When you spot the word "video" in a line of the data below, copy that line.

--------------------------------------------------

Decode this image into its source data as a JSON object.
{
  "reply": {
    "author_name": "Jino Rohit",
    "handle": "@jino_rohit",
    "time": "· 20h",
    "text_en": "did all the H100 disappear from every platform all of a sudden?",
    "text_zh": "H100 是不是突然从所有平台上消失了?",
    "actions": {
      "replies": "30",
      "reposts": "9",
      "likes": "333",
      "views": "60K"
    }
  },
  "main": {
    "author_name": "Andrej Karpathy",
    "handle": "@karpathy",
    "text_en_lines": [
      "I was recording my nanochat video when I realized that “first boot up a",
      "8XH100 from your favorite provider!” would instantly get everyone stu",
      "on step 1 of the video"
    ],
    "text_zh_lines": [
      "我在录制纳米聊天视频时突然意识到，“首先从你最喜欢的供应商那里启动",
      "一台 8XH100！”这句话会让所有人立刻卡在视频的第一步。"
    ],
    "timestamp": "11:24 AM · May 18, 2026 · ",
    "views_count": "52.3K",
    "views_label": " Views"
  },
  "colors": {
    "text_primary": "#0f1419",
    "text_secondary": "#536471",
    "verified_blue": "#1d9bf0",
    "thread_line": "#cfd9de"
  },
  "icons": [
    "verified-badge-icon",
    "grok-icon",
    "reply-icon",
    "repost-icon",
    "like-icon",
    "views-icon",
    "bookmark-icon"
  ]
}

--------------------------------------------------

Output below:
      "I was recording my nanochat video when I realized that “first boot up a",
      "on step 1 of the video"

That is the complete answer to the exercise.